  1. Connect your camcorder to your FireWire port as described in the previous section.
  2. In Pinnacle Studio, click the Capture tab near the top of the window, or choose View➪Capture.
  3. Configure your capture options
  4. Use the camera controls to shuttle the camcorder tape to the beginning of the spot where you want to start capturing video. Shuttle is another fancy term that video pros like to use when they talk about moving a videotape. When you rewind or fast forward a tape, you are shuttling it. See: You’re already a video pro and you didn’t even know it!
  5. Click the Start Capture button. The Capture Video dialog box appears.
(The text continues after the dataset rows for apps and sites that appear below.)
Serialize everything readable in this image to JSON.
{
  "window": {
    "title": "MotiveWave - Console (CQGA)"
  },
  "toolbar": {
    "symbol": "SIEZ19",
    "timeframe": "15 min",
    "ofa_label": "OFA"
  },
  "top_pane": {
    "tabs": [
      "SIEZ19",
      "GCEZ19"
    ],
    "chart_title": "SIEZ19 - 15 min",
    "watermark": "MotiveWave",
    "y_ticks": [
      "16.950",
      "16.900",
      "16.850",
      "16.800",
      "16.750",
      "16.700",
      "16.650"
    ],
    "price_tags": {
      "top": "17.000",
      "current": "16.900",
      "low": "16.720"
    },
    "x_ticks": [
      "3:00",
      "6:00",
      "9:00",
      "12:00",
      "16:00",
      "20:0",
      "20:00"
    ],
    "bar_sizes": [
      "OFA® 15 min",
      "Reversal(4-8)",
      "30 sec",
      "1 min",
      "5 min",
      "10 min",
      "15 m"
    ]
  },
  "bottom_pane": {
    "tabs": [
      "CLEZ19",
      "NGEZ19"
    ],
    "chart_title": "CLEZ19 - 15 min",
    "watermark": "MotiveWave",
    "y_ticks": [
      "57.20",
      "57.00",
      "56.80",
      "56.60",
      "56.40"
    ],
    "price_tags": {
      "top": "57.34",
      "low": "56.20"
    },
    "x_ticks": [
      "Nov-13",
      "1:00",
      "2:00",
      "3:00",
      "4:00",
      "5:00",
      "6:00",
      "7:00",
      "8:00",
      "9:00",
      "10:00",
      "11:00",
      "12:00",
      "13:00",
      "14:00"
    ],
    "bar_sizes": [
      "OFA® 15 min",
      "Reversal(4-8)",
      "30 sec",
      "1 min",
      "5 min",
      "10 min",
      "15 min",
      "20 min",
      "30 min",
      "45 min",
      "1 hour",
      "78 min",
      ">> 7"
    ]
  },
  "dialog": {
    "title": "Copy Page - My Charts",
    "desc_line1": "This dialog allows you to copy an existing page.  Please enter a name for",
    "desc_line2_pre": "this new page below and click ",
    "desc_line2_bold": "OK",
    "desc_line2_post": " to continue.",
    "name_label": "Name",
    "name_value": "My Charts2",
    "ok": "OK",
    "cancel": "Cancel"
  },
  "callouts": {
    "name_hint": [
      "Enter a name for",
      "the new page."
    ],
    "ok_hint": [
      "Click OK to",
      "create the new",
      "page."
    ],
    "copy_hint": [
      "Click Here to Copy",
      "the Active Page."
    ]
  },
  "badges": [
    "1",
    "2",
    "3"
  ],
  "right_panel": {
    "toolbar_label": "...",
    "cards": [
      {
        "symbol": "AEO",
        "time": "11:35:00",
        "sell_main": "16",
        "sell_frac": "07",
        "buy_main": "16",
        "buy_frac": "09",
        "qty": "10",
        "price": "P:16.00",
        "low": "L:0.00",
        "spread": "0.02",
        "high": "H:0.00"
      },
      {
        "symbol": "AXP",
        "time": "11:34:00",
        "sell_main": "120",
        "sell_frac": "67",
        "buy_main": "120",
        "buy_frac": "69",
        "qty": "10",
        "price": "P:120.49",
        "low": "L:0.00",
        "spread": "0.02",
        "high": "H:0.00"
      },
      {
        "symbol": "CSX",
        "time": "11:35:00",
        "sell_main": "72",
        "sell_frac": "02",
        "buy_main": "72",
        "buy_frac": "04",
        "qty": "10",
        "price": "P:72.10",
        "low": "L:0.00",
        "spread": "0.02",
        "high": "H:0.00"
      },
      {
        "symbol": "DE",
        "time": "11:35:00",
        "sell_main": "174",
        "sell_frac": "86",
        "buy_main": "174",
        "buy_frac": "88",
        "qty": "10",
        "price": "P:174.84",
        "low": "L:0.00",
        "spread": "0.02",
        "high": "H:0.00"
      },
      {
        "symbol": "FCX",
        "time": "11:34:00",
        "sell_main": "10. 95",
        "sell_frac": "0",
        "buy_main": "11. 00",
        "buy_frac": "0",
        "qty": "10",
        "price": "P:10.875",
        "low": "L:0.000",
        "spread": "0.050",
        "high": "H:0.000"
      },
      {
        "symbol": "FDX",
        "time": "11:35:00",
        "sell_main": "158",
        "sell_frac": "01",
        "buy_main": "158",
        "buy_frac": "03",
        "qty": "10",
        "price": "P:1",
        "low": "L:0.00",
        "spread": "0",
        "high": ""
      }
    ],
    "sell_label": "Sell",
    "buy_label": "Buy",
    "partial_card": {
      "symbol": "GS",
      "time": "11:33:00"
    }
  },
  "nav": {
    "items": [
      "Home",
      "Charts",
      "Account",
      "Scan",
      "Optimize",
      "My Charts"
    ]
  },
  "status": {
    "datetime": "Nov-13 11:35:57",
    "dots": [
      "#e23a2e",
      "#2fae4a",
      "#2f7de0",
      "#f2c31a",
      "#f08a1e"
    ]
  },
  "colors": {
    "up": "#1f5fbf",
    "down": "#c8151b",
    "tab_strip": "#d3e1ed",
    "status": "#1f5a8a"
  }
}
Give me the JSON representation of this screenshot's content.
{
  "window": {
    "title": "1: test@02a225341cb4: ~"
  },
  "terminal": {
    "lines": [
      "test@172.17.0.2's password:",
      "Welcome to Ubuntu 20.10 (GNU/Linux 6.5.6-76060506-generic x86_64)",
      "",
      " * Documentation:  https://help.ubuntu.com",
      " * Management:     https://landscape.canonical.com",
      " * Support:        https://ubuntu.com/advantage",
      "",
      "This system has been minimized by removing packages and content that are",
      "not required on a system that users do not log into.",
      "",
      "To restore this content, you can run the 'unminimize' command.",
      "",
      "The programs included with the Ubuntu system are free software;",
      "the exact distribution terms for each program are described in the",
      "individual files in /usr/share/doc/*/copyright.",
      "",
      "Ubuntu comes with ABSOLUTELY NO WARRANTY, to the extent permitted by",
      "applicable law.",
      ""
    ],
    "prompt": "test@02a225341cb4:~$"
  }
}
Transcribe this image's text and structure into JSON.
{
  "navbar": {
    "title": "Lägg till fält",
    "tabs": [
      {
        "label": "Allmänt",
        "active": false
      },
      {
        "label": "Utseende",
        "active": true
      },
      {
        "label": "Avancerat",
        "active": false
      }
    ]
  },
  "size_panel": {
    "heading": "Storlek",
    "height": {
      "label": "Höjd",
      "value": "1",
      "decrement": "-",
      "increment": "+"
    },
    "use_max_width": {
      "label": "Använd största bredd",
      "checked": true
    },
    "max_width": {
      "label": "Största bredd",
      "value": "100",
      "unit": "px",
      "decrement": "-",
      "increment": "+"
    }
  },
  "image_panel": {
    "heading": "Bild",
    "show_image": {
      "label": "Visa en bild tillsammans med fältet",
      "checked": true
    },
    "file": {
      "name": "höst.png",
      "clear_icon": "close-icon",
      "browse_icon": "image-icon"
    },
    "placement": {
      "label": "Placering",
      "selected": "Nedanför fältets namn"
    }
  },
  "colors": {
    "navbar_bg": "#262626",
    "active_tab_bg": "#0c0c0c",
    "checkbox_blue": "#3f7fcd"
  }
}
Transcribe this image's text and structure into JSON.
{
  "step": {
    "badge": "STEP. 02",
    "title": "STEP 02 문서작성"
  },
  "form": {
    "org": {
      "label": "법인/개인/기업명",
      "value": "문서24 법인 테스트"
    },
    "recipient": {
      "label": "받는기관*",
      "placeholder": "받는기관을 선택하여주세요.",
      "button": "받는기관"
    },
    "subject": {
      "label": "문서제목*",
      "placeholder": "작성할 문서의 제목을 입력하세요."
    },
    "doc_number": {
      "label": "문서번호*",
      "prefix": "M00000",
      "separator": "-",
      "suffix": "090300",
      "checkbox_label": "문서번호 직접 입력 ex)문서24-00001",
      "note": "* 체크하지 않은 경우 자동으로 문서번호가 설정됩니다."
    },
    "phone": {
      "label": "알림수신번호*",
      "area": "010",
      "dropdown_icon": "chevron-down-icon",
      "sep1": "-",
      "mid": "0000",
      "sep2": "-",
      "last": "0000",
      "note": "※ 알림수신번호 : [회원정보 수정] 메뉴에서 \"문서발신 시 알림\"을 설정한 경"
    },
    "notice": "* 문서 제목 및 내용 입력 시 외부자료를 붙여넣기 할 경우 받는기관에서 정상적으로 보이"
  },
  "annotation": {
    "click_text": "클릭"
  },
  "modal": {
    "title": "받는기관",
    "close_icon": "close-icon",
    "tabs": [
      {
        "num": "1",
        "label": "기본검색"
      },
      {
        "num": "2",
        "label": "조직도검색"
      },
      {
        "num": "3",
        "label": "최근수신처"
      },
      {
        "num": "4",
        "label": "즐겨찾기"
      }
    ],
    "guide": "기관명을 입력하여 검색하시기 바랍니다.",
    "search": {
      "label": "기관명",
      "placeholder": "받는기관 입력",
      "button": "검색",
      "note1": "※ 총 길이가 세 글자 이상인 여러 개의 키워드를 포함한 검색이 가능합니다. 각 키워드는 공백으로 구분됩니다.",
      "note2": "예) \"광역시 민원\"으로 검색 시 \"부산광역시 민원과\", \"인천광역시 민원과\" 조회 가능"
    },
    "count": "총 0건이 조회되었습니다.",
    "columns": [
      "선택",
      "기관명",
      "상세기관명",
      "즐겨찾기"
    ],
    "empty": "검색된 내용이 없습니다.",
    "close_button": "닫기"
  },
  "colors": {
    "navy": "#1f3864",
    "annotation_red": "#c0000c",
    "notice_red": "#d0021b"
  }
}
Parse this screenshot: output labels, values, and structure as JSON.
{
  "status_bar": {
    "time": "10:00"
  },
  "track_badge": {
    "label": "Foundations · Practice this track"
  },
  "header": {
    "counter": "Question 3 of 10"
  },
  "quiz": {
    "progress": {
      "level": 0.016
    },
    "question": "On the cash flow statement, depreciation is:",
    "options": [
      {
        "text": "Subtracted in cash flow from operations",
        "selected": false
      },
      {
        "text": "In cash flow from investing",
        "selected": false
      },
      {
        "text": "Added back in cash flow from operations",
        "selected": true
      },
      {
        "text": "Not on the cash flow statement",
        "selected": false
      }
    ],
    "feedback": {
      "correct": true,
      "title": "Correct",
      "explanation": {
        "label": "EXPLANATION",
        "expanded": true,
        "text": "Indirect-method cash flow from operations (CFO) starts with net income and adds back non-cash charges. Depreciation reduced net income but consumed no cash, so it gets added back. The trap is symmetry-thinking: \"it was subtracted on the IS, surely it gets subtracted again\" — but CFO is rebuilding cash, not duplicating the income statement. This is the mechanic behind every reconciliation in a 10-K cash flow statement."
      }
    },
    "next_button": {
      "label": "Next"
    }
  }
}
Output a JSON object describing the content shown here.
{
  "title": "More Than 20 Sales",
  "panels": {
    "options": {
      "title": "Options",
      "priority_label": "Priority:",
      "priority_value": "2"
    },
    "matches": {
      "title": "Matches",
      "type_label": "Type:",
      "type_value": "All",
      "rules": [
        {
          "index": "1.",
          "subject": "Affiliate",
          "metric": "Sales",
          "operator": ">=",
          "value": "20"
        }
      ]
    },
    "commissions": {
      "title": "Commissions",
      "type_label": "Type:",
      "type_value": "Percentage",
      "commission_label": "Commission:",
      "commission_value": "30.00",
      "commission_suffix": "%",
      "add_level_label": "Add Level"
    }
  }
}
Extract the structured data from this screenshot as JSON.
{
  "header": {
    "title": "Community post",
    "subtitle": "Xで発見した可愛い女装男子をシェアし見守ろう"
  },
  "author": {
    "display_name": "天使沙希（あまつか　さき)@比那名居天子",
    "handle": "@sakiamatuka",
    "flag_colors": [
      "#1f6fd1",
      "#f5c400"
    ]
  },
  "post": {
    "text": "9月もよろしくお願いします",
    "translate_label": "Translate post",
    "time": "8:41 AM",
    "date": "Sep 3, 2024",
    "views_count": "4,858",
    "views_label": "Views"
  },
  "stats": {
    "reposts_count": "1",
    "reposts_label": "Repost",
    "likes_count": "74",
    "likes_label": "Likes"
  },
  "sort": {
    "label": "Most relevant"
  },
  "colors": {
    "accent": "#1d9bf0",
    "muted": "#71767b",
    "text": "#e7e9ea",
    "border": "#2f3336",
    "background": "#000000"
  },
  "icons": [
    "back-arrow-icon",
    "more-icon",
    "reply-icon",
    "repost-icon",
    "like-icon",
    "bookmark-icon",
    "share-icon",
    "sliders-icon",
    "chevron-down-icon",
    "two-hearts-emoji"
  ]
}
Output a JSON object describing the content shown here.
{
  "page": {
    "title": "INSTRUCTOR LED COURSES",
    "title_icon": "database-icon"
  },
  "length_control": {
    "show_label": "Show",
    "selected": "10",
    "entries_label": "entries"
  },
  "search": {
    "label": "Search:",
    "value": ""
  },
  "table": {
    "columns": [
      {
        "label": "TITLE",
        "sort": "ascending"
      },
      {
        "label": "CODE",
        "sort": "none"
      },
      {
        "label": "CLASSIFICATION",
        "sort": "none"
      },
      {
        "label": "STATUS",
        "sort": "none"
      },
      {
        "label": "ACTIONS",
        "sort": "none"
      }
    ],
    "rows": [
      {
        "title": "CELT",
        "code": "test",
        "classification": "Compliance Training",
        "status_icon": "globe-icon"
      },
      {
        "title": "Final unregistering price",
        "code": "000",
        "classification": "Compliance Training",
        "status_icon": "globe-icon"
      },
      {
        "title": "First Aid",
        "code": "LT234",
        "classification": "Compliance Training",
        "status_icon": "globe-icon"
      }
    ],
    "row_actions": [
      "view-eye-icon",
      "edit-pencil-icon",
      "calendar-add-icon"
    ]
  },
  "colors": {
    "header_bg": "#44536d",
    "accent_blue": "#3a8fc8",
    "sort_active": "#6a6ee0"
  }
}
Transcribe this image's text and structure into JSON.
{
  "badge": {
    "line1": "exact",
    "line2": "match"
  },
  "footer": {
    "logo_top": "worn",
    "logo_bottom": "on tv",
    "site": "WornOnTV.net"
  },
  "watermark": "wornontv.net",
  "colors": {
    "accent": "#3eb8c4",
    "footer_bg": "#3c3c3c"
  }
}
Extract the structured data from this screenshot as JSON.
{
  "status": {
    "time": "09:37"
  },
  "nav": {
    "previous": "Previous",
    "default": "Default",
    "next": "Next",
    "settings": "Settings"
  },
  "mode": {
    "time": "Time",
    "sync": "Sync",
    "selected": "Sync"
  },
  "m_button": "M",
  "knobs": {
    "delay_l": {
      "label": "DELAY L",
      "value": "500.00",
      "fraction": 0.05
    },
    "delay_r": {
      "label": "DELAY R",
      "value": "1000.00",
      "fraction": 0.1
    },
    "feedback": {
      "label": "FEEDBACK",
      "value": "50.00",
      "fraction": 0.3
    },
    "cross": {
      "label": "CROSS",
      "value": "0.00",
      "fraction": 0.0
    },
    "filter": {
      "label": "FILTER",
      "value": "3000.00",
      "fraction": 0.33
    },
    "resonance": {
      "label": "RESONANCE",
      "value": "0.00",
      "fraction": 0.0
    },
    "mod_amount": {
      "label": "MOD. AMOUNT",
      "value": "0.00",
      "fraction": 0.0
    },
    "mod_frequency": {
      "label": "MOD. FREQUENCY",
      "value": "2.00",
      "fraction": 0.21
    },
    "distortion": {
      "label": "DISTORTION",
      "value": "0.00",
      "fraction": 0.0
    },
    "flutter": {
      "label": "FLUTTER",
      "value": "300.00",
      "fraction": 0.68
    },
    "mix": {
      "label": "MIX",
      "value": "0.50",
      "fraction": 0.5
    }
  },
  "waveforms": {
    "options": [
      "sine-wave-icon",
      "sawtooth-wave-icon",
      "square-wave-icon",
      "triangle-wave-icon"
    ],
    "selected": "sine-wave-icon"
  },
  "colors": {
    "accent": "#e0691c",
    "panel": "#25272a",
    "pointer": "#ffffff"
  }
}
  6. Enter a name for the capture; this name will be used as the filename for the captured video later. If you want, enter a time limit for the capture. By default, the time shown reflects the amount of free space on your hard diskYou can see that my hard disk has enough room to store 607 minutes and 21 seconds of video using my current quality settings. It’s usually safe to just leave this number alone unless you want Pinnacle to automatically stop capturing after a certain amount of time. For example, if I know that I only want to capture the first five minutes, I can enter 5 in the minutes field and 0 in the seconds field. Then I can go and get a cup of coffee or do something else without having to hurry back to manually stop capturing at some point. Pinnacle will automatically stop capturing after five minutes have gone by.
  7. Click Start Capture. Studio automatically starts playing your camcorder and capturing video.
  8. When you want to stop capturing, click the Stop Capture button or press Esc on your keyboard. As Studio captures your video, keep an eye on the Preview window, even if you have disabled on-screen preview in the capture settings. The Frames Dropped field should remain at zero. Dropped frames are a serious quality problem, but they can often be resolved.